BIG time boxing is well and truly back in Sheffield.
If a fighter can fill most of the cavernous Sheffield Arena in the same way Naseem Hamed did in 1997, Joe Calzaghe did in 2002 and Clinton Woods and Ricky Hatton did in 2005, he must indeed be a ‘Special One’.
And Kell Brook lived up to his nickname on Saturday with a comprehensive win over an older, more experienced Matthew Hatton, making his 50th pro appearance.
Nearly 10,000 fans filled the Arena. Those there to watch the noble warriors included a few less dignified knuckle-draggers – tribal fans wanting to fight each other in the stands.
If, as seems likely, the same venue is to be used again for such an even higher profile showdown – possibly Brook v Paul Malignaggi, Shane Mosley, Andre Berto, Victor Ortiz, Devon Alexander or, less likely, Amir Khan – the organisers must surely consider segregation, so the vast majority of decent sports fans are not distracted or endangered.
Brook, who started his pro career with a six rounder down the road at Don Valley stadium seven and a half years ago, was unaware of the occasional flare-up in the seats. While he is not prone to showboating in the style of the visiting Naz, he does have similar power, speed and athleticism. And he used that in the very first round, breaking Hatton’s nose.
From that moment on Hatton was forced to wear a bloody moustache and the Sheffield’s strong jabs continued to make the nose stream, undoubtably making breathing more challenging for the away fighter.
Brook, quicker on his feet, more muscular and cleaner with his shots, had the Mancunian on the back foot and tagged Hatton in the fourth round.
The middle rounds were heartbreaking for Hatton.
He thought he had been imposing himself in the fifth, but was then pinned on the ropes and hurt with left hook and right hand. It was a similar story in the sixth.
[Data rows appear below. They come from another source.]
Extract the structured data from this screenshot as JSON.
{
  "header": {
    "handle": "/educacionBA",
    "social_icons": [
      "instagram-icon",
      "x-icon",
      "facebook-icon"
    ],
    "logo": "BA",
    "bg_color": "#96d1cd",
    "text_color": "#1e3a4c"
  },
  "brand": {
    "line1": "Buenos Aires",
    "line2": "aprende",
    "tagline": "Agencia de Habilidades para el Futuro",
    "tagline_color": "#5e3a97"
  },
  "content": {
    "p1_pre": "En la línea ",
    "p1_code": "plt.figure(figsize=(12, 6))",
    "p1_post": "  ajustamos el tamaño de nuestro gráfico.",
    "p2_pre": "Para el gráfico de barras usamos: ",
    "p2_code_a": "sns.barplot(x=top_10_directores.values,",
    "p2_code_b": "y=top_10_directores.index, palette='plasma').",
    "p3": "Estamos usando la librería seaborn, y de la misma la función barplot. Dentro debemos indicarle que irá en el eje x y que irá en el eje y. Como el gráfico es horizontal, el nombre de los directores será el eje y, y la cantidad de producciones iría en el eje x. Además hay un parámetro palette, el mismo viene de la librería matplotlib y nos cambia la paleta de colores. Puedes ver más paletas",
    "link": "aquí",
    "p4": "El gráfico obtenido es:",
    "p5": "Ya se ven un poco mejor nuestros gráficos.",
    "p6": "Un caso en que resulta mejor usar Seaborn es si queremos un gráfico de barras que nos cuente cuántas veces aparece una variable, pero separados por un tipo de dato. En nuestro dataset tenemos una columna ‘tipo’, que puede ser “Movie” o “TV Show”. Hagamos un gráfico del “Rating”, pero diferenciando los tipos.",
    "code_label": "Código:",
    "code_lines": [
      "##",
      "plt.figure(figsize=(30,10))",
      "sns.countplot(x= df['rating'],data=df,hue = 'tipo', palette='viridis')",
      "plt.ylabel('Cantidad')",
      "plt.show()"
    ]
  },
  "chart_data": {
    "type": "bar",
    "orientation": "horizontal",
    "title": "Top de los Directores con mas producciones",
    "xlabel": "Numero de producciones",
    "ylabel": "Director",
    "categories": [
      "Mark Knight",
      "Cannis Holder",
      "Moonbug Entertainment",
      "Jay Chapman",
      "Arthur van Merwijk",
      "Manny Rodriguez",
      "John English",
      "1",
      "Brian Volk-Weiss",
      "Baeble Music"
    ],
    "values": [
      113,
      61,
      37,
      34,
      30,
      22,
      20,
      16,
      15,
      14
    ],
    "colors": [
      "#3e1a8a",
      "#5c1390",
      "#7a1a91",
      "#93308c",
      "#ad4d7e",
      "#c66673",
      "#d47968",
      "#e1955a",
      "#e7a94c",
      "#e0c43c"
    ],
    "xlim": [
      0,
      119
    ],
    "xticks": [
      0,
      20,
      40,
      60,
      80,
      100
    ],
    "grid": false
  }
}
By round eight, Hatton’s corner was imploring their man to try and put the pressure on. It was time to fight close in and take some chances.
The trouble was he just didn’t have the skills, once he’d got remotely near to tying Brook up.
The 30-year-old had learned a lot about survival from his creditable 12-round battle with Ryan Rhodes’ conqueror Saul Alvarez 12 months ago.
And although he hit the canvas briefly in the ninth after a left hook, he couldn’t improve on giving Brook the slightest of marks over his right eye.
The Grenoside stylist may even have been momentarily miffed that he couldn’t finish the job, winning eventually on a points tally of 118-109, 119-108 and 119-107, to win the WBA Inter Continental and IBF International welterweight belts.
But the bigger picture of overcoming another hurdle en route to a world title shot will have soon replaced that sentiment. On top of that, Brook can now rank himself among the best loved Sheffield sons in boxing history.
His adoring public can’t wait to see him again.
But next time – let’s keep all the fighting inside the ring.
On a spicey undercard, Welshman Kerry Hope caused a major upset by outpointing previously-unbeaten Pole Grzegorz Proksa – a young version of Junior Witter - via majority decision to take the European middleweight title, while Belfast prospect Carl Frampton retained his Commonwealth super-bantamweight belt by knocking out Prosper Ankrah of Ghana.
Ingle welterweight Adnam Amar was stopped after five rounds in his English title bout with Lee Purdy. Local boxers Wayne Reed and Lee Noble lost to Eamonn O’Kane and Ryan Aston respectively.